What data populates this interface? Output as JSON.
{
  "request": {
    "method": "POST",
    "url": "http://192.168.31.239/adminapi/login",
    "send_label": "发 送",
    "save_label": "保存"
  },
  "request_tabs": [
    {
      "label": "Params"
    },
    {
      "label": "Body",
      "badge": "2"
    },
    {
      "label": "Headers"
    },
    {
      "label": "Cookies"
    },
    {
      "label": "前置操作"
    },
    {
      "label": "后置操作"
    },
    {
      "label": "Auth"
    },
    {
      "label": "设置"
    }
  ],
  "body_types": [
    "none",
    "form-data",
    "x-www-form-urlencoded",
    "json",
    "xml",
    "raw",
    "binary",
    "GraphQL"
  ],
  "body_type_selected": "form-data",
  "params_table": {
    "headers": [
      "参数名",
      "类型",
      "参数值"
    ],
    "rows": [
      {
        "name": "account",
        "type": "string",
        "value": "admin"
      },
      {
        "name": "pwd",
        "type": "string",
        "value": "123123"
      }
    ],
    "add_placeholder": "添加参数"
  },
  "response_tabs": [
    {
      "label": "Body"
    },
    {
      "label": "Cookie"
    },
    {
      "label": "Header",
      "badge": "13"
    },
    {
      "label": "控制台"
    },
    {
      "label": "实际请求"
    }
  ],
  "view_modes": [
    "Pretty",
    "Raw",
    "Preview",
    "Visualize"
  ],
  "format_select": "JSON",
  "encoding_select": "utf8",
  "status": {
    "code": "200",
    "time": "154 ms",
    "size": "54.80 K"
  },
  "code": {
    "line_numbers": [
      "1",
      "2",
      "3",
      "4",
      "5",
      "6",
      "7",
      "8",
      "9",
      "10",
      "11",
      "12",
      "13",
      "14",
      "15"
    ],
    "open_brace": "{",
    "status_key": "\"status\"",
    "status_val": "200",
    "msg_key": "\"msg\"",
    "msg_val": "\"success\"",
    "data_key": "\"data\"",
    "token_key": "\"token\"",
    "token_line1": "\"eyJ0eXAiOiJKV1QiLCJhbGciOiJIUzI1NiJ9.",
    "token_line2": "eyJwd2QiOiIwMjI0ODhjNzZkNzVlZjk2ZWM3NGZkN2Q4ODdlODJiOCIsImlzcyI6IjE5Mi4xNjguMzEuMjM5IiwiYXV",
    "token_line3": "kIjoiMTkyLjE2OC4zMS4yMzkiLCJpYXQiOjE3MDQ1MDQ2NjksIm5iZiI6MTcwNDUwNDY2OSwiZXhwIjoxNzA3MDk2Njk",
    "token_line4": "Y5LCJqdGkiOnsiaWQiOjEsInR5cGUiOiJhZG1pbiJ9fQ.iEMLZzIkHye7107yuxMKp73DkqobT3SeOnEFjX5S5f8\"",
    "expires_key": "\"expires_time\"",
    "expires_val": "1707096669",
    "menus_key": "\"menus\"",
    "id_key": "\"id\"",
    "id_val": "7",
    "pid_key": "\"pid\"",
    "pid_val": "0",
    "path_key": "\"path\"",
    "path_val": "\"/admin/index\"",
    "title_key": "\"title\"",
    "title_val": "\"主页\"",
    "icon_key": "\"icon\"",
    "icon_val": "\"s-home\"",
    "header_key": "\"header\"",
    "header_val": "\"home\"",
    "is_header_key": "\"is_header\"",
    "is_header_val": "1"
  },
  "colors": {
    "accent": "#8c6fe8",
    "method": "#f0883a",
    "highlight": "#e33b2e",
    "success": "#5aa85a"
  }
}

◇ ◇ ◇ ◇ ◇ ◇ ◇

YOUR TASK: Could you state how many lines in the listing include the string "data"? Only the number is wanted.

WRITTEN RESPONSE: 4